A Touch Of Class is a 1973 romantic comedy film directed by Melvin Frank. It was nominated for five Academy Awards, including Best Picture. In a year with an extremely diverse group of Best Picture nominees (American Graffiti, Cries And Whispers, The Exorcist and The Sting), A Touch Of Class is probably the most lighthearted and romantic of the group.
Steve Blackburn (George Segal) is a married man. He lives in London and has never cheated on his wife…”while they’re in the same town“. Vicky Allesio (Glenda Jackson) is the divorced mother of two who has become a workaholic and is ignoring her personal life. After several chance meetings, they decide that it would be to their mutual advantage to have an affair. Vicky suggests that they go somewhere sunny for the weekend, and before you know it, they’re on their way to Spain. In Spain, after several comedic mishaps, they begin to enjoy more than just the sex together. They decide to continue the affair after they have returned home, in hope that they can find some way to enjoy each other and their “normal” lives as well.

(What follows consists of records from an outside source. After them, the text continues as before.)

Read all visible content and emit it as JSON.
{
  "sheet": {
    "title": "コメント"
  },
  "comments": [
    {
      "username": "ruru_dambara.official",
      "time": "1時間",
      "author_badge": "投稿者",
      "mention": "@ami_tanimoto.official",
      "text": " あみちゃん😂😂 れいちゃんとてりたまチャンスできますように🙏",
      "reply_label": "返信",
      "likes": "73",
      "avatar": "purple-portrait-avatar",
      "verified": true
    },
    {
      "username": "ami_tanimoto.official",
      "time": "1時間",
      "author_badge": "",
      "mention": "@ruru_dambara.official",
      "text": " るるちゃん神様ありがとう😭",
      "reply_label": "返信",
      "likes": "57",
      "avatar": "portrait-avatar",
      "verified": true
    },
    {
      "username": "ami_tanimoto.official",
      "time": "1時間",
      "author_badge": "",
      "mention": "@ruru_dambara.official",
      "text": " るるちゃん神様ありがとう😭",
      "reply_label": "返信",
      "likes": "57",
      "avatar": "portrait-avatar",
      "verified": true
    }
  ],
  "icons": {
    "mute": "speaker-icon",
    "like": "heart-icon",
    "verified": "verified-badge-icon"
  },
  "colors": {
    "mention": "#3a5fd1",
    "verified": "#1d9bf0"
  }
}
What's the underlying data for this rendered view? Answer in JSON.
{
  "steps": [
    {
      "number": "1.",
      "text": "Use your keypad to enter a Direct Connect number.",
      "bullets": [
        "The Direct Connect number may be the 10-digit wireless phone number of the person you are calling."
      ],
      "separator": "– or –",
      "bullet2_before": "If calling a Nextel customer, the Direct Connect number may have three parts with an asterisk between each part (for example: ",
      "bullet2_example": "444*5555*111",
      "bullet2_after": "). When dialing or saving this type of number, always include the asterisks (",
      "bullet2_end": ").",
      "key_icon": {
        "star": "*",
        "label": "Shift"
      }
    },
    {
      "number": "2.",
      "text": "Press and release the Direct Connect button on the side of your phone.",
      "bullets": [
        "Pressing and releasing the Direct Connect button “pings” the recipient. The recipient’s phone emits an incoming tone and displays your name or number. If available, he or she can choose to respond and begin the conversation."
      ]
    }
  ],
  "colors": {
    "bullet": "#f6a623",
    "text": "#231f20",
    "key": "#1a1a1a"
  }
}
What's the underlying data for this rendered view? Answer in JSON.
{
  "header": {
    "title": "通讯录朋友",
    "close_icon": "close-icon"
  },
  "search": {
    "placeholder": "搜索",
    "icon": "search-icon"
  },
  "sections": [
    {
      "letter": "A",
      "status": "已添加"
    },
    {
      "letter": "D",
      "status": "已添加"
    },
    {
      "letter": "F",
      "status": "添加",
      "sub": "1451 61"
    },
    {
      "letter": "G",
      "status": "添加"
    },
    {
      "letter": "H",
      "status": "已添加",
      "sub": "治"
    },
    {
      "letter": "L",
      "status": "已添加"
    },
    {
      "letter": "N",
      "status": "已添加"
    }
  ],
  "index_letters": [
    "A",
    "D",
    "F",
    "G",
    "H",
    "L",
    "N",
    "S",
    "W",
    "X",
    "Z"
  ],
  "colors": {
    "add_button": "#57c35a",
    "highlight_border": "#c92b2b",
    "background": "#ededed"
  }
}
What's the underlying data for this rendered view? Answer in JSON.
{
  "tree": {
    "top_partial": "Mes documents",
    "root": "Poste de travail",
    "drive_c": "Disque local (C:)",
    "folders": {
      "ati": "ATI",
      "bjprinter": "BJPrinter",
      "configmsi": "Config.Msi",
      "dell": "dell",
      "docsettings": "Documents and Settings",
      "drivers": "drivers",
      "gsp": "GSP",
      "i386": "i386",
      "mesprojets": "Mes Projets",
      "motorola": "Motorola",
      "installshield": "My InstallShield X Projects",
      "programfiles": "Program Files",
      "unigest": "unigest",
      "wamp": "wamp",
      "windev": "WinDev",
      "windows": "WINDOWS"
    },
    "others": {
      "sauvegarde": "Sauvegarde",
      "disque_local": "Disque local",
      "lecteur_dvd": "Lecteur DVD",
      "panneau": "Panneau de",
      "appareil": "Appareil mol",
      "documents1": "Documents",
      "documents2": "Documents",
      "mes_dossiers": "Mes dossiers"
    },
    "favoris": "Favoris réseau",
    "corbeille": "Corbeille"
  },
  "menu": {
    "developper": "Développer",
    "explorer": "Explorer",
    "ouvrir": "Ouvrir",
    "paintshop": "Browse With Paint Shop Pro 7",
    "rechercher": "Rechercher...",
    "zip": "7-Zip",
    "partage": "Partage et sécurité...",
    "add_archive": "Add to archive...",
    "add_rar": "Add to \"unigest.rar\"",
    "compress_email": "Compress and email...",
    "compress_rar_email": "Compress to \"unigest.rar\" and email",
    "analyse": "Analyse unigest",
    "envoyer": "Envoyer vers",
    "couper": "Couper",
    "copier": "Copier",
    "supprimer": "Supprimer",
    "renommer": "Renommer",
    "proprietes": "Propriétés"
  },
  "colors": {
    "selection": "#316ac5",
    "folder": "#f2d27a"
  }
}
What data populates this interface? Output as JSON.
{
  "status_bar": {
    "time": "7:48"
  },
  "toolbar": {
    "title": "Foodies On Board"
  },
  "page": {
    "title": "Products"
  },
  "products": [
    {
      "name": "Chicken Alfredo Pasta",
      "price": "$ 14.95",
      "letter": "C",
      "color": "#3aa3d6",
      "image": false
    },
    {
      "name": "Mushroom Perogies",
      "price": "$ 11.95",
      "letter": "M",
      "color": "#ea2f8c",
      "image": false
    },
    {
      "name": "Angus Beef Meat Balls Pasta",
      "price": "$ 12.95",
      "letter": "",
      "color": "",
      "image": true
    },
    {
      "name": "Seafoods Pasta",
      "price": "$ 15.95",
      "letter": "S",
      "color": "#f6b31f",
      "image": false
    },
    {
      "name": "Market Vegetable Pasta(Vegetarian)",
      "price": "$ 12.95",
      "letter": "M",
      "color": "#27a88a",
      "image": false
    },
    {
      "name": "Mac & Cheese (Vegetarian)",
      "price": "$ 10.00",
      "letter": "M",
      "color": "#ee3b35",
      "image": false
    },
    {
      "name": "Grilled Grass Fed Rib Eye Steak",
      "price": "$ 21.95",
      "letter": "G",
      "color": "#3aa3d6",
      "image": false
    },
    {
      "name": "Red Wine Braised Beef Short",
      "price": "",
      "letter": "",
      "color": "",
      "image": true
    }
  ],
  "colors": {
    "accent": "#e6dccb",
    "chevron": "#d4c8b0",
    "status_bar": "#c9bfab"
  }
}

A Touch Of Class is an enjoyable film, but I found myself waiting for the big finish that just doesn’t come. The laughs are consistent and the characters are enjoyable, but without any tenderness, the film feels somewhat flat and deflated. I realize that in the early seventies this movie may have appealed to a wide audience, but as time has gone by, a father and husband involved in an affair has become a difficult character with which one can sympathize. (Unless of course you’re talking about a Fatal Attraction situation.) Today, the Steve character is easy to hate as he juggles both women, where as the Vicky character is divorced, and therefore today many see her as an innocent character. Since she isn’t cheating on anyone, somehow she is guiltless. I suppose that just demonstrates the differences in what in socially acceptable in film, between the two time periods.
Co-writer (with Jack Rose), producer and director Melvin Frank is competent with his work, but his direction isn’t anything special, and because of this the film suffers. He really shines in his writing (as he did for most of his career) with comic scenarios and continuous laughs. The romance angle and personal feelings are played down, while the comic jokes and situations flow freely. Melvin Frank made exactly what he had set out to: a comedy film with a romantic angle.
Retired Cary Grant was offered the role, but decided he wasn’t right for the part. He made a good decision there. The younger George Segal seemed better suited for the role and ended up playing it without the natural “classiness” that would have filled the screen if Grant were there. Segal had to win me over, whereas Grant would have had me before the film began, and that wouldn’t have worked as well. Glenda Jackson, on the other hand, gives a wonderful performance and comes out the real “classy” member of the cast. She won an Academy Award for her performance and that is obviously understandable considering her work in the film.
In 1973, Melvin Frank co-wrote, produced and directed the film Lost And Found that once again features George Segal, Glenda Jackson and a couple of the same supporting actors as well. It is not a sequel in any sense, but with so many of the same people involved it should have been entertaining in the very least. Unfortunately, the reviews and box office performance both indicate exactly the opposite.Back to Home for More Reviews